While I will be showing you how to sew these on a sewing machine, these are also small enough the hand sew if you prefer.
How to Get the Pattern
To get this pattern, you must either be a free newsletter subscriber or have purchased a gallery access pass. Then click your preferred option from the buttons below. Existing newsletter subscribers should look at the bottom of the most recent Friday newsletter for the current free pattern gallery password. If you purchased the all access pass you’ll log in to your shop account to download the pattern. Note that the free version of the pattern does not have printable instructions so you’ll need to refer to this post for instructions.
How to Make a Cord Keeper
To sew a cord keeper, watch the video below or on YouTube here if the video won’t load for some reason. Written instructions appear under the video.
Time needed: 10 minutes
How to Make a Cord Keeper
- Print the cord keeper template

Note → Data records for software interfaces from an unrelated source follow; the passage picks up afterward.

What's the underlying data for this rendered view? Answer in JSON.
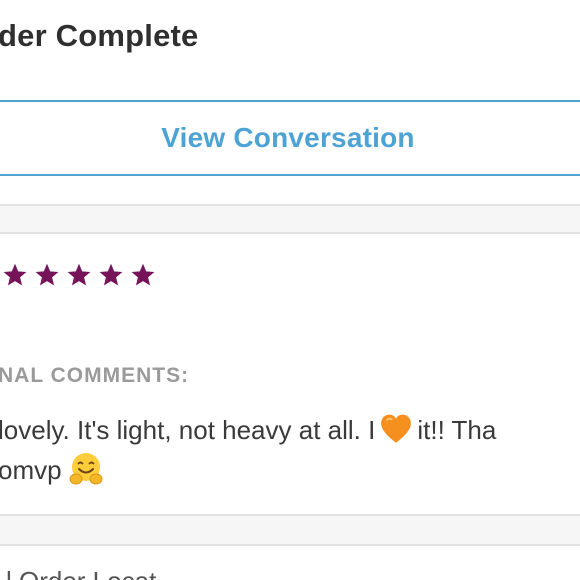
{
  "header": {
    "title": "der Complete"
  },
  "actions": {
    "view_conversation_label": "View Conversation"
  },
  "review": {
    "rating": 5,
    "rating_max": 5,
    "star_color": "#76145a"
  },
  "comments": {
    "section_label": "NAL COMMENTS:",
    "line1_before_emoji": "lovely. It's light, not heavy at all. I",
    "line1_after_emoji": "it!! Tha",
    "line2_text": "omvp",
    "emoji_1": "orange-heart-emoji",
    "emoji_2": "hugging-face-emoji"
  },
  "footer": {
    "partial_text": "l Order Locat"
  },
  "colors": {
    "link_blue": "#4da3d4",
    "title_text": "#2f2f2f",
    "label_gray": "#9a9a9a",
    "body_text": "#3a3a3a",
    "divider_band": "#f7f6f7"
  }
}
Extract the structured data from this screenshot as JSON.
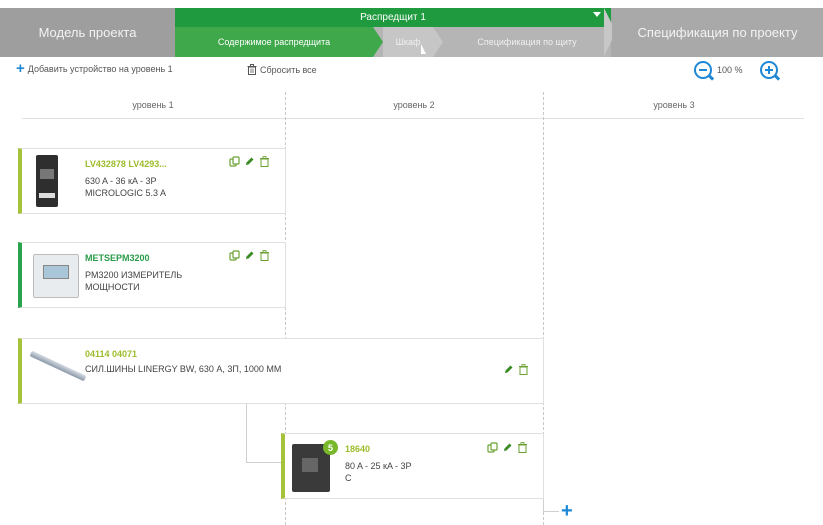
{
  "nav": {
    "model": "Модель проекта",
    "group_title": "Распредщит 1",
    "sub_content": "Содержимое распредщита",
    "sub_shkaf": "Шкаф",
    "sub_spec_shield": "Спецификация по щиту",
    "spec_project": "Спецификация по проекту"
  },
  "toolbar": {
    "add_label": "Добавить устройство на уровень 1",
    "reset_label": "Сбросить все",
    "zoom_level": "100 %"
  },
  "levels": [
    "уровень 1",
    "уровень 2",
    "уровень 3"
  ],
  "cards": [
    {
      "code": "LV432878 LV4293...",
      "desc_line1": "630 A - 36 кA - 3P",
      "desc_line2": "MICROLOGIC 5.3 A"
    },
    {
      "code": "METSEPM3200",
      "desc_line1": "PM3200 ИЗМЕРИТЕЛЬ",
      "desc_line2": "МОЩНОСТИ"
    },
    {
      "code": "04114 04071",
      "desc_line1": "СИЛ.ШИНЫ LINERGY BW, 630 А, 3П, 1000 ММ"
    },
    {
      "code": "18640",
      "badge": "5",
      "desc_line1": "80 A - 25 кA - 3P",
      "desc_line2": "C"
    }
  ],
  "colors": {
    "accent_green": "#1f9a3e",
    "code_green": "#9cbc2a",
    "blue": "#1e88d6"
  }
}
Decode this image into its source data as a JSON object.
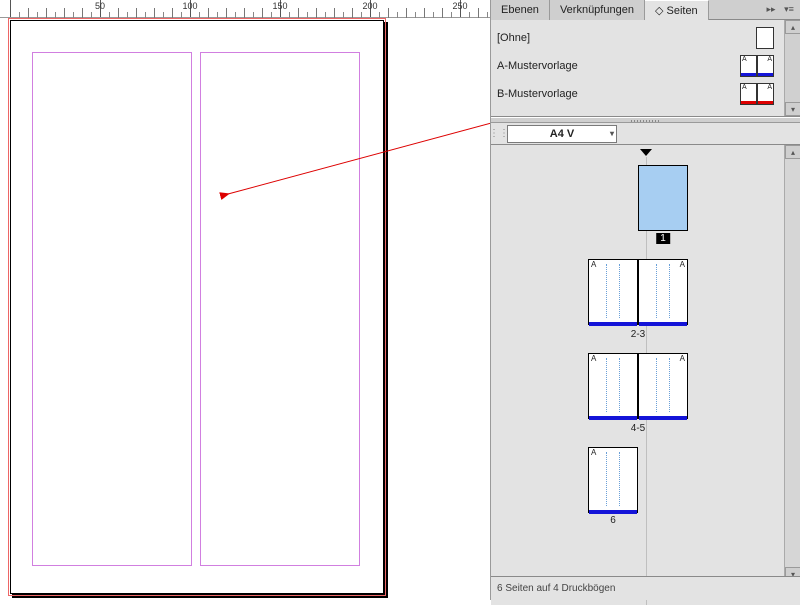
{
  "ruler": {
    "major": [
      50,
      100,
      150,
      200,
      250
    ]
  },
  "tabs": {
    "layers": "Ebenen",
    "links": "Verknüpfungen",
    "pages": "Seiten",
    "pages_prefix": "◇"
  },
  "masters": [
    {
      "label": "[Ohne]",
      "type": "single",
      "bar": "none",
      "prefix": ""
    },
    {
      "label": "A-Mustervorlage",
      "type": "double",
      "bar": "blue",
      "prefix": "A"
    },
    {
      "label": "B-Mustervorlage",
      "type": "double",
      "bar": "red",
      "prefix": "A"
    }
  ],
  "page_size": {
    "label": "A4 V"
  },
  "spreads": [
    {
      "kind": "single",
      "label": "1",
      "selected": true,
      "master": "",
      "bar": "none"
    },
    {
      "kind": "double",
      "label": "2-3",
      "master": "A",
      "bar": "blue"
    },
    {
      "kind": "double",
      "label": "4-5",
      "master": "A",
      "bar": "blue"
    },
    {
      "kind": "single-left",
      "label": "6",
      "master": "A",
      "bar": "blue"
    }
  ],
  "status_text": "6 Seiten auf 4 Druckbögen"
}
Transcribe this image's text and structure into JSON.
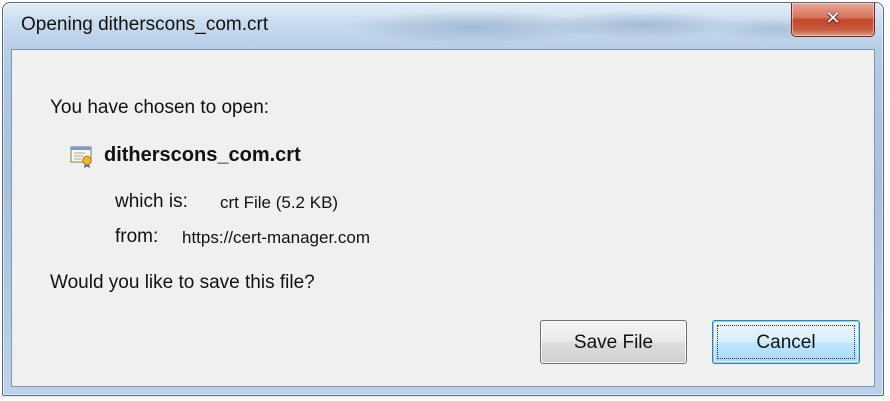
{
  "dialog": {
    "title": "Opening ditherscons_com.crt",
    "close_icon": "close-icon"
  },
  "content": {
    "prompt": "You have chosen to open:",
    "file_icon": "certificate-icon",
    "filename": "ditherscons_com.crt",
    "which_is_label": "which is:",
    "which_is_value": "crt File (5.2 KB)",
    "from_label": "from:",
    "from_value": "https://cert-manager.com",
    "question": "Would you like to save this file?"
  },
  "buttons": {
    "save_label": "Save File",
    "cancel_label": "Cancel"
  },
  "colors": {
    "close_button": "#c2462b",
    "client_background": "#f0f0f0",
    "default_button_accent": "#3c7fb1"
  }
}
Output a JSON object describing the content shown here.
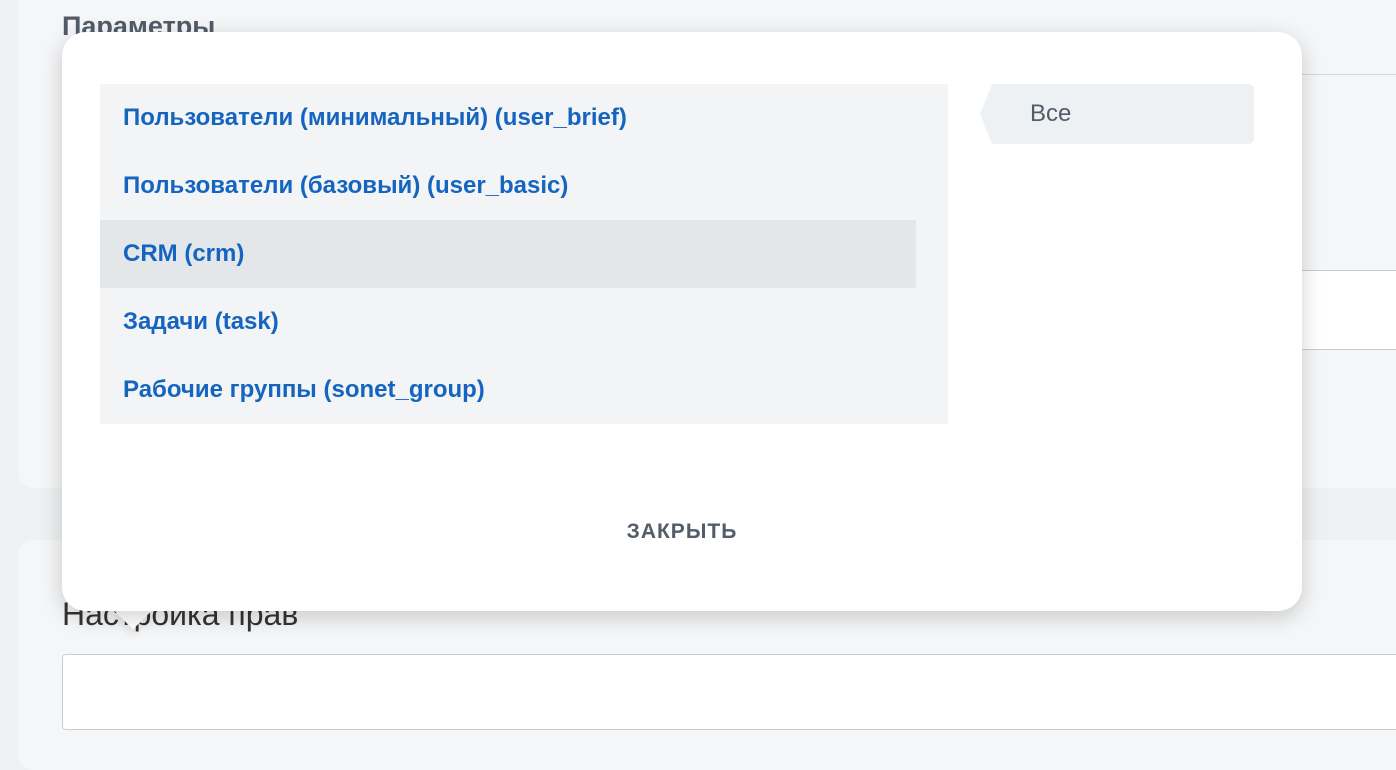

See directions above to get the free pdf sewing pattern
- Cut out your fabric
Cut 2 pieces of fabric using the cord wrapper template. You can use two of the same fabric or two different fabrics to make a reversible cord keeper. You can also add fusible interfacing to the wrong side of one or both pieces of fabric to make a firmer cord keeper.
- Place fabric right sides together and stitch
Use 1/4 inch seam allowances to stitch the pieces together, leaving a gap on one long side for turning
- Clip corners
Cut close to the stitching at the corners to reduce bulk.
- Turn cord keeper right sides out and press
You might want to use a chopstick or stiletto point presser to make sure you get the seams pushed all the way out. Press with an iron.
Topstitch around the edges to reinforce and keep cord wrapper flatter.
- Apply hook and loop tape (Velcro) pieces to the ends
Sew one square of velcro at one end, then flip the keeper over and sew the other square on the opposite end.
Cord Keeper Uses
You can use these DIY cord keepers in several ways. They’re great for wrapping charger cords and to keep a brick with a charger cord. They’re a tiny bit too long for wired earbuds, but if you make a shorter wrap they work well for that. This size is long enough for me to use on indoor extension cords. If you need a longer cord wrap to go around very long outdoor extension cords you can lengthen the pattern. They can be used with audio, laptop or TV cables. If you’re giving these as a gift, they also pair well with whatever you want them to help untangle. If your kids lose phone chargers like mine do, a cord wrap with an extra phone charger is a perfect stocking stuffer.